> _The problem_:
Count every line of the data that includes "this". State only the number.

========================================================================

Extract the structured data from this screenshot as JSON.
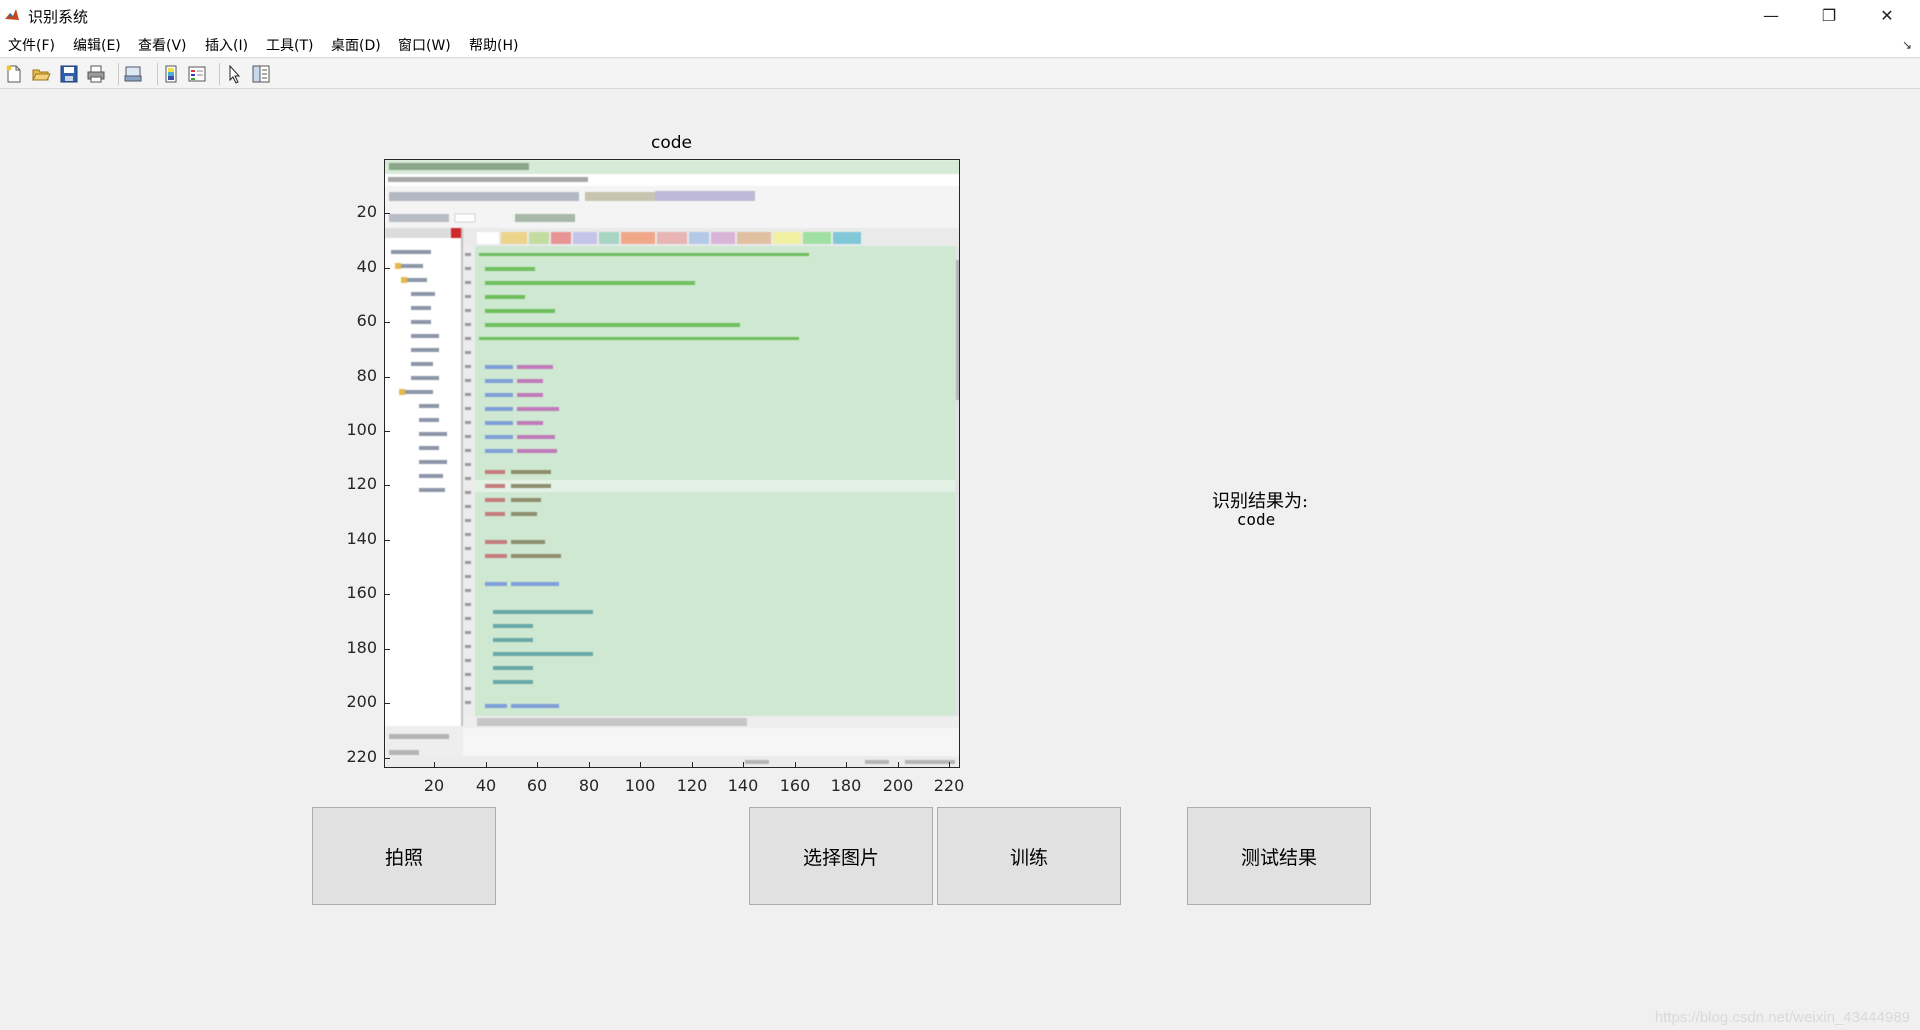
{
  "window": {
    "title": "识别系统",
    "controls": {
      "minimize": "—",
      "restore": "❐",
      "close": "✕"
    }
  },
  "menu": {
    "items": [
      "文件(F)",
      "编辑(E)",
      "查看(V)",
      "插入(I)",
      "工具(T)",
      "桌面(D)",
      "窗口(W)",
      "帮助(H)"
    ],
    "dock_arrow": "↘"
  },
  "toolbar": {
    "icons": [
      "new-file-icon",
      "open-folder-icon",
      "save-icon",
      "print-icon",
      "print-preview-icon",
      "colorbar-icon",
      "legend-icon",
      "pointer-icon",
      "property-inspector-icon"
    ]
  },
  "axes": {
    "title": "code",
    "yticks": [
      "20",
      "40",
      "60",
      "80",
      "100",
      "120",
      "140",
      "160",
      "180",
      "200",
      "220"
    ],
    "xticks": [
      "20",
      "40",
      "60",
      "80",
      "100",
      "120",
      "140",
      "160",
      "180",
      "200",
      "220"
    ]
  },
  "result": {
    "label": "识别结果为:",
    "value": "code"
  },
  "buttons": {
    "capture": "拍照",
    "select_image": "选择图片",
    "train": "训练",
    "test_result": "测试结果"
  },
  "watermark": "https://blog.csdn.net/weixin_43444989",
  "colors": {
    "code_background": "#cfe8d2",
    "button_face": "#e1e1e1",
    "figure_background": "#f0f0f0"
  }
}
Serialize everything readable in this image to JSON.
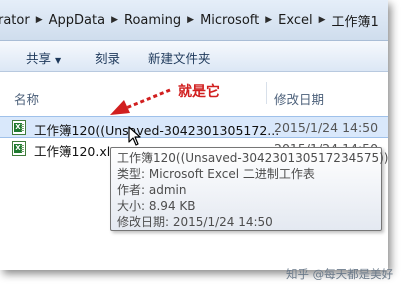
{
  "address_bar": {
    "segments": [
      "rator",
      "AppData",
      "Roaming",
      "Microsoft",
      "Excel",
      "工作簿1"
    ]
  },
  "toolbar": {
    "share_label": "共享",
    "burn_label": "刻录",
    "new_folder_label": "新建文件夹"
  },
  "columns": {
    "name": "名称",
    "date_modified": "修改日期"
  },
  "files": [
    {
      "name": "工作簿120((Unsaved-3042301305172...",
      "date": "2015/1/24 14:50"
    },
    {
      "name": "工作簿120.xlsx",
      "date": "2015/1/24 14:50"
    }
  ],
  "annotation": {
    "text": "就是它",
    "color": "#d11f1f"
  },
  "tooltip": {
    "title": "工作簿120((Unsaved-304230130517234575))",
    "type": "类型: Microsoft Excel 二进制工作表",
    "author": "作者: admin",
    "size": "大小: 8.94 KB",
    "modified": "修改日期: 2015/1/24 14:50"
  },
  "watermark": "知乎 @每天都是美好",
  "icons": {
    "file": "excel-file-icon",
    "chevron": "chevron-right-icon"
  }
}
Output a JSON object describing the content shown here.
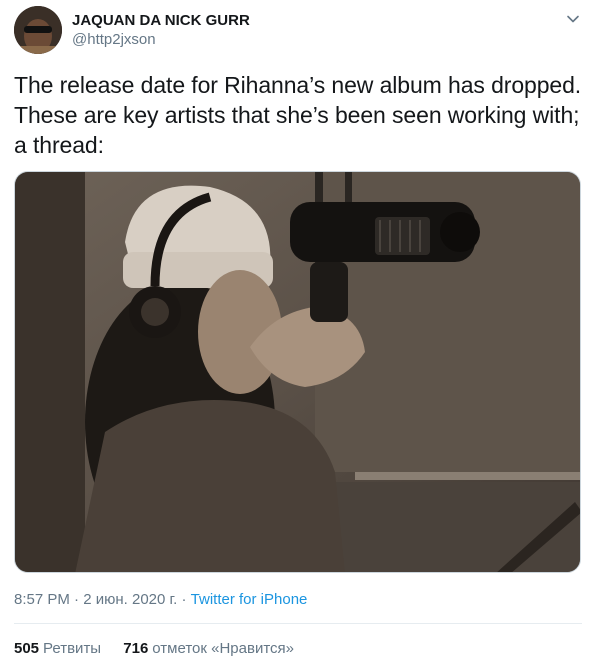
{
  "user": {
    "display_name": "JAQUAN DA NICK GURR",
    "handle": "@http2jxson"
  },
  "tweet": {
    "text": "The release date for Rihanna’s new album has dropped. These are key artists that she’s been seen working with; a thread:",
    "time": "8:57 PM",
    "date": "2 июн. 2020 г.",
    "separator": "·",
    "source": "Twitter for iPhone"
  },
  "stats": {
    "retweets_count": "505",
    "retweets_label": "Ретвиты",
    "likes_count": "716",
    "likes_label": "отметок «Нравится»"
  },
  "icons": {
    "caret": "chevron-down-icon"
  },
  "colors": {
    "link": "#1b95e0",
    "secondary_text": "#657786",
    "primary_text": "#14171a"
  }
}
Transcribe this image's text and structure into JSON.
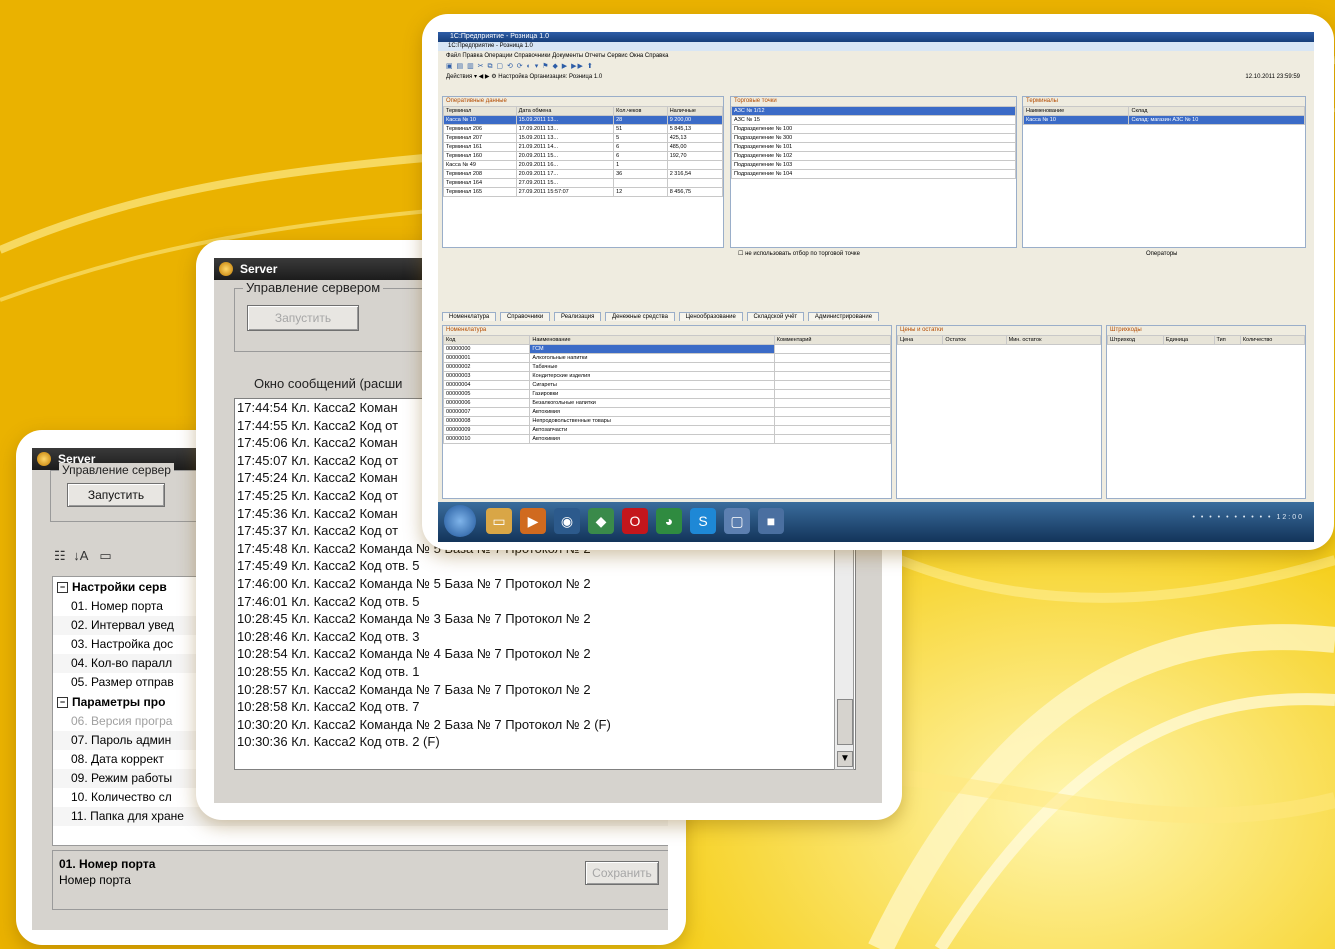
{
  "colors": {
    "background": "#f2c400",
    "accent_blue": "#3b6bc7",
    "window_gray": "#d6d3ce"
  },
  "settings_window": {
    "title": "Server",
    "group_label": "Управление сервер",
    "start_button": "Запустить",
    "sort_icon": "sort-az-icon",
    "categories": [
      {
        "label": "Настройки серв",
        "items": [
          "01. Номер порта",
          "02. Интервал увед",
          "03. Настройка дос",
          "04. Кол-во паралл",
          "05. Размер отправ"
        ]
      },
      {
        "label": "Параметры про",
        "items": [
          "06. Версия програ",
          "07. Пароль админ",
          "08. Дата коррект",
          "09. Режим работы",
          "10. Количество сл",
          "11. Папка для хране"
        ]
      }
    ],
    "desc_title": "01. Номер порта",
    "desc_text": "Номер порта",
    "save_button": "Сохранить"
  },
  "log_window": {
    "title": "Server",
    "group_label": "Управление сервером",
    "start_button": "Запустить",
    "log_label": "Окно сообщений (расши",
    "lines": [
      "17:44:54 Кл. Касса2 Коман",
      "17:44:55 Кл. Касса2 Код от",
      "17:45:06 Кл. Касса2 Коман",
      "17:45:07 Кл. Касса2 Код от",
      "17:45:24 Кл. Касса2 Коман",
      "17:45:25 Кл. Касса2 Код от",
      "17:45:36 Кл. Касса2 Коман",
      "17:45:37 Кл. Касса2 Код от",
      "17:45:48 Кл. Касса2 Команда № 5 База № 7 Протокол № 2",
      "17:45:49 Кл. Касса2 Код отв. 5",
      "17:46:00 Кл. Касса2 Команда № 5 База № 7 Протокол № 2",
      "17:46:01 Кл. Касса2 Код отв. 5",
      "10:28:45 Кл. Касса2 Команда № 3 База № 7 Протокол № 2",
      "10:28:46 Кл. Касса2 Код отв. 3",
      "10:28:54 Кл. Касса2 Команда № 4 База № 7 Протокол № 2",
      "10:28:55 Кл. Касса2 Код отв. 1",
      "10:28:57 Кл. Касса2 Команда № 7 База № 7 Протокол № 2",
      "10:28:58 Кл. Касса2 Код отв. 7",
      "10:30:20 Кл. Касса2 Команда № 2 База № 7 Протокол № 2 (F)",
      "10:30:36 Кл. Касса2 Код отв. 2 (F)"
    ]
  },
  "main_window": {
    "title_bar": "1С:Предприятие - Розница 1.0",
    "sub_title": "1С:Предприятие - Розница 1.0",
    "menu": "Файл  Правка  Операции  Справочники  Документы  Отчеты  Сервис  Окна  Справка",
    "toolbar_row": "Действия ▾  ◀ ▶  ⚙ Настройка  Организация: Розница 1.0",
    "timestamp": "12.10.2011 23:59:59",
    "panel_left_title": "Оперативные данные",
    "panel_left_headers": [
      "Терминал",
      "Дата обмена",
      "Кол.чеков",
      "Наличные"
    ],
    "panel_left_rows": [
      [
        "Касса № 10",
        "15.09.2011 13...",
        "28",
        "9 200,00"
      ],
      [
        "Терминал 206",
        "17.09.2011 13...",
        "51",
        "5 845,13"
      ],
      [
        "Терминал 207",
        "15.09.2011 13...",
        "5",
        "425,13"
      ],
      [
        "Терминал 161",
        "21.09.2011 14...",
        "6",
        "485,00"
      ],
      [
        "Терминал 160",
        "20.09.2011 15...",
        "6",
        "192,70"
      ],
      [
        "Касса № 49",
        "20.09.2011 16...",
        "1",
        ""
      ],
      [
        "Терминал 208",
        "20.09.2011 17...",
        "36",
        "2 316,54"
      ],
      [
        "Терминал 164",
        "27.09.2011 15...",
        "",
        ""
      ],
      [
        "Терминал 165",
        "27.09.2011 15:57:07",
        "12",
        "8 456,75"
      ]
    ],
    "panel_mid_title": "Торговые точки",
    "panel_mid_items": [
      "АЗС № 1/12",
      "АЗС № 15",
      "Подразделение № 100",
      "Подразделение № 300",
      "Подразделение № 101",
      "Подразделение № 102",
      "Подразделение № 103",
      "Подразделение № 104"
    ],
    "panel_right_title": "Терминалы",
    "panel_right_headers": [
      "Наименование",
      "Склад"
    ],
    "panel_right_row": [
      "Касса № 10",
      "Склад: магазин АЗС № 10"
    ],
    "operators_label": "Операторы",
    "checkbox_label": "не использовать отбор по торговой точке",
    "tabs": [
      "Номенклатура",
      "Справочники",
      "Реализация",
      "Денежные средства",
      "Ценообразование",
      "Складской учёт",
      "Администрирование"
    ],
    "nom_title": "Номенклатура",
    "nom_headers": [
      "Код",
      "Наименование",
      "Комментарий"
    ],
    "nom_rows": [
      [
        "00000000",
        "ГСМ"
      ],
      [
        "00000001",
        "Алкогольные напитки"
      ],
      [
        "00000002",
        "Табачные"
      ],
      [
        "00000003",
        "Кондитерские изделия"
      ],
      [
        "00000004",
        "Сигареты"
      ],
      [
        "00000005",
        "Газировки"
      ],
      [
        "00000006",
        "Безалкогольные напитки"
      ],
      [
        "00000007",
        "Автохимия"
      ],
      [
        "00000008",
        "Непродовольственные товары"
      ],
      [
        "00000009",
        "Автозапчасти"
      ],
      [
        "00000010",
        "Автохимия"
      ]
    ],
    "prices_title": "Цены и остатки",
    "prices_headers": [
      "Цена",
      "Остаток",
      "Мин. остаток"
    ],
    "barcodes_title": "Штрихкоды",
    "barcodes_headers": [
      "Штрихкод",
      "Единица",
      "Тип",
      "Количество"
    ],
    "tray_time": "12:00"
  }
}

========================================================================

> _Task response_:
3